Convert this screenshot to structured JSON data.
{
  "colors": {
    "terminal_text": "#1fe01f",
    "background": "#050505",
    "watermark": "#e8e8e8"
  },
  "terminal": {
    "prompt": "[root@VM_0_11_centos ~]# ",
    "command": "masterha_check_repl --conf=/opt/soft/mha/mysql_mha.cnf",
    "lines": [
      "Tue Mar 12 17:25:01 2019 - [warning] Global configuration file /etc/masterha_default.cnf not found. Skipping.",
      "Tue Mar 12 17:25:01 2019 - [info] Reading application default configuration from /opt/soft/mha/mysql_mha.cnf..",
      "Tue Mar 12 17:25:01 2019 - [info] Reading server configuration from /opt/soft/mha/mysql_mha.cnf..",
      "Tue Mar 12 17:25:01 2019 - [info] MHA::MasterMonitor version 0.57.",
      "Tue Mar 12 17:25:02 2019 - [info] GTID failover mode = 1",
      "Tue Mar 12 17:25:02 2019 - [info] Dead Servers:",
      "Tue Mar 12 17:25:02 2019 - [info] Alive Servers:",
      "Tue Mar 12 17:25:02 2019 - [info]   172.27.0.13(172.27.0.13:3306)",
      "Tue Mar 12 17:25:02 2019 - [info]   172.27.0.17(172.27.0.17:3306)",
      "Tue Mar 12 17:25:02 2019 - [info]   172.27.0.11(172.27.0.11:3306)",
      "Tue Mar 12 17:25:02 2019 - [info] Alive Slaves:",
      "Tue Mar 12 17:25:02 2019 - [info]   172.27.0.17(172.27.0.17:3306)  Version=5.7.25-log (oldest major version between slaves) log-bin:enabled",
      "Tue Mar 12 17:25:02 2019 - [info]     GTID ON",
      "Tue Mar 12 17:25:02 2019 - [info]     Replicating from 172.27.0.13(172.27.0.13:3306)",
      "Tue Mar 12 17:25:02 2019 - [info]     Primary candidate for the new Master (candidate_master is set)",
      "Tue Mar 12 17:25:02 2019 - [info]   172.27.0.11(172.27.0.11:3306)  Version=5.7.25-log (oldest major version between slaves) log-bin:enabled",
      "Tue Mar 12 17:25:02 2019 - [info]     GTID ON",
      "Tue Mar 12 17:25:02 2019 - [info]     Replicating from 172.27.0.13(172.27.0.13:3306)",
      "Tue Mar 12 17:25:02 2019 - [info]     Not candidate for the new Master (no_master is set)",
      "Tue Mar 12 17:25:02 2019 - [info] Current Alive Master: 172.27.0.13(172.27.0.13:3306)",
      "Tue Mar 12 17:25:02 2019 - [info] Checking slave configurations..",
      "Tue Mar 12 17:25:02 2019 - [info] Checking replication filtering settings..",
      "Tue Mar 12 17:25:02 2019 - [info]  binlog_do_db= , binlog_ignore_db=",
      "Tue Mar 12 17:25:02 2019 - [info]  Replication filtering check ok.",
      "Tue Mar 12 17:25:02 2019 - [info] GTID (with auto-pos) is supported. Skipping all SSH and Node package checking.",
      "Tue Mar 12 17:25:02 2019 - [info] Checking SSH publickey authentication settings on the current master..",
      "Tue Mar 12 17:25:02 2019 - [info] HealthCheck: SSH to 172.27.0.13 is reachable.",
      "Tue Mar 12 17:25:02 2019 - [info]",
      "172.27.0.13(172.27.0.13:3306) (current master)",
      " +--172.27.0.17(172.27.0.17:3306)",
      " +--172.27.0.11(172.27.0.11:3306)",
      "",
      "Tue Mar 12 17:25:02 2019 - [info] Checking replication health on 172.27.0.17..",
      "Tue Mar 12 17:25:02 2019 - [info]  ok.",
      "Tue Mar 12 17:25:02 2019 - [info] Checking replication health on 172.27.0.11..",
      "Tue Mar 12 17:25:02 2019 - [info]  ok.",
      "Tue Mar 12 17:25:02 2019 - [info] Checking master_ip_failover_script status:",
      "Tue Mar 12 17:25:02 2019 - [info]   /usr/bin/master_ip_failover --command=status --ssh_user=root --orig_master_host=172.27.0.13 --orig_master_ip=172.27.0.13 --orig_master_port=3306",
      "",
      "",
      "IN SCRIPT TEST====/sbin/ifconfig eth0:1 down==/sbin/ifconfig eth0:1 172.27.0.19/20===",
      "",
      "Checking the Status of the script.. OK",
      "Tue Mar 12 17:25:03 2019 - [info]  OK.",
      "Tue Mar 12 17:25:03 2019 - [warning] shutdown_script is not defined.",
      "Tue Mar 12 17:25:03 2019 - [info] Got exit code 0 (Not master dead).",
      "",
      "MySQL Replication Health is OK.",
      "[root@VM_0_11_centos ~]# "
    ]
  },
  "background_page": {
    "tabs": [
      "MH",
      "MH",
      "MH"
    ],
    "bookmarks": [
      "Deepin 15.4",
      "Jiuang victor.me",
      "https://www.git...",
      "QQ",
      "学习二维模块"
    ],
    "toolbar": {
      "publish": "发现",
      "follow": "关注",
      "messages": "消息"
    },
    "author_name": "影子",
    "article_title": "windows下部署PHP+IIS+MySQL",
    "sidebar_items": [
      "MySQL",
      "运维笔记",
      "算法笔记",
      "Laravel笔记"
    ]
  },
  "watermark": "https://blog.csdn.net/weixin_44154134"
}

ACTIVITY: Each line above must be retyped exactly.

THE ANSWER:
Convert this screenshot to structured JSON data.
{
  "colors": {
    "terminal_text": "#1fe01f",
    "background": "#050505",
    "watermark": "#e8e8e8"
  },
  "terminal": {
    "prompt": "[root@VM_0_11_centos ~]# ",
    "command": "masterha_check_repl --conf=/opt/soft/mha/mysql_mha.cnf",
    "lines": [
      "Tue Mar 12 17:25:01 2019 - [warning] Global configuration file /etc/masterha_default.cnf not found. Skipping.",
      "Tue Mar 12 17:25:01 2019 - [info] Reading application default configuration from /opt/soft/mha/mysql_mha.cnf..",
      "Tue Mar 12 17:25:01 2019 - [info] Reading server configuration from /opt/soft/mha/mysql_mha.cnf..",
      "Tue Mar 12 17:25:01 2019 - [info] MHA::MasterMonitor version 0.57.",
      "Tue Mar 12 17:25:02 2019 - [info] GTID failover mode = 1",
      "Tue Mar 12 17:25:02 2019 - [info] Dead Servers:",
      "Tue Mar 12 17:25:02 2019 - [info] Alive Servers:",
      "Tue Mar 12 17:25:02 2019 - [info]   172.27.0.13(172.27.0.13:3306)",
      "Tue Mar 12 17:25:02 2019 - [info]   172.27.0.17(172.27.0.17:3306)",
      "Tue Mar 12 17:25:02 2019 - [info]   172.27.0.11(172.27.0.11:3306)",
      "Tue Mar 12 17:25:02 2019 - [info] Alive Slaves:",
      "Tue Mar 12 17:25:02 2019 - [info]   172.27.0.17(172.27.0.17:3306)  Version=5.7.25-log (oldest major version between slaves) log-bin:enabled",
      "Tue Mar 12 17:25:02 2019 - [info]     GTID ON",
      "Tue Mar 12 17:25:02 2019 - [info]     Replicating from 172.27.0.13(172.27.0.13:3306)",
      "Tue Mar 12 17:25:02 2019 - [info]     Primary candidate for the new Master (candidate_master is set)",
      "Tue Mar 12 17:25:02 2019 - [info]   172.27.0.11(172.27.0.11:3306)  Version=5.7.25-log (oldest major version between slaves) log-bin:enabled",
      "Tue Mar 12 17:25:02 2019 - [info]     GTID ON",
      "Tue Mar 12 17:25:02 2019 - [info]     Replicating from 172.27.0.13(172.27.0.13:3306)",
      "Tue Mar 12 17:25:02 2019 - [info]     Not candidate for the new Master (no_master is set)",
      "Tue Mar 12 17:25:02 2019 - [info] Current Alive Master: 172.27.0.13(172.27.0.13:3306)",
      "Tue Mar 12 17:25:02 2019 - [info] Checking slave configurations..",
      "Tue Mar 12 17:25:02 2019 - [info] Checking replication filtering settings..",
      "Tue Mar 12 17:25:02 2019 - [info]  binlog_do_db= , binlog_ignore_db=",
      "Tue Mar 12 17:25:02 2019 - [info]  Replication filtering check ok.",
      "Tue Mar 12 17:25:02 2019 - [info] GTID (with auto-pos) is supported. Skipping all SSH and Node package checking.",
      "Tue Mar 12 17:25:02 2019 - [info] Checking SSH publickey authentication settings on the current master..",
      "Tue Mar 12 17:25:02 2019 - [info] HealthCheck: SSH to 172.27.0.13 is reachable.",
      "Tue Mar 12 17:25:02 2019 - [info]",
      "172.27.0.13(172.27.0.13:3306) (current master)",
      " +--172.27.0.17(172.27.0.17:3306)",
      " +--172.27.0.11(172.27.0.11:3306)",
      "",
      "Tue Mar 12 17:25:02 2019 - [info] Checking replication health on 172.27.0.17..",
      "Tue Mar 12 17:25:02 2019 - [info]  ok.",
      "Tue Mar 12 17:25:02 2019 - [info] Checking replication health on 172.27.0.11..",
      "Tue Mar 12 17:25:02 2019 - [info]  ok.",
      "Tue Mar 12 17:25:02 2019 - [info] Checking master_ip_failover_script status:",
      "Tue Mar 12 17:25:02 2019 - [info]   /usr/bin/master_ip_failover --command=status --ssh_user=root --orig_master_host=172.27.0.13 --orig_master_ip=172.27.0.13 --orig_master_port=3306",
      "",
      "",
      "IN SCRIPT TEST====/sbin/ifconfig eth0:1 down==/sbin/ifconfig eth0:1 172.27.0.19/20===",
      "",
      "Checking the Status of the script.. OK",
      "Tue Mar 12 17:25:03 2019 - [info]  OK.",
      "Tue Mar 12 17:25:03 2019 - [warning] shutdown_script is not defined.",
      "Tue Mar 12 17:25:03 2019 - [info] Got exit code 0 (Not master dead).",
      "",
      "MySQL Replication Health is OK.",
      "[root@VM_0_11_centos ~]# "
    ]
  },
  "background_page": {
    "tabs": [
      "MH",
      "MH",
      "MH"
    ],
    "bookmarks": [
      "Deepin 15.4",
      "Jiuang victor.me",
      "https://www.git...",
      "QQ",
      "学习二维模块"
    ],
    "toolbar": {
      "publish": "发现",
      "follow": "关注",
      "messages": "消息"
    },
    "author_name": "影子",
    "article_title": "windows下部署PHP+IIS+MySQL",
    "sidebar_items": [
      "MySQL",
      "运维笔记",
      "算法笔记",
      "Laravel笔记"
    ]
  },
  "watermark": "https://blog.csdn.net/weixin_44154134"
}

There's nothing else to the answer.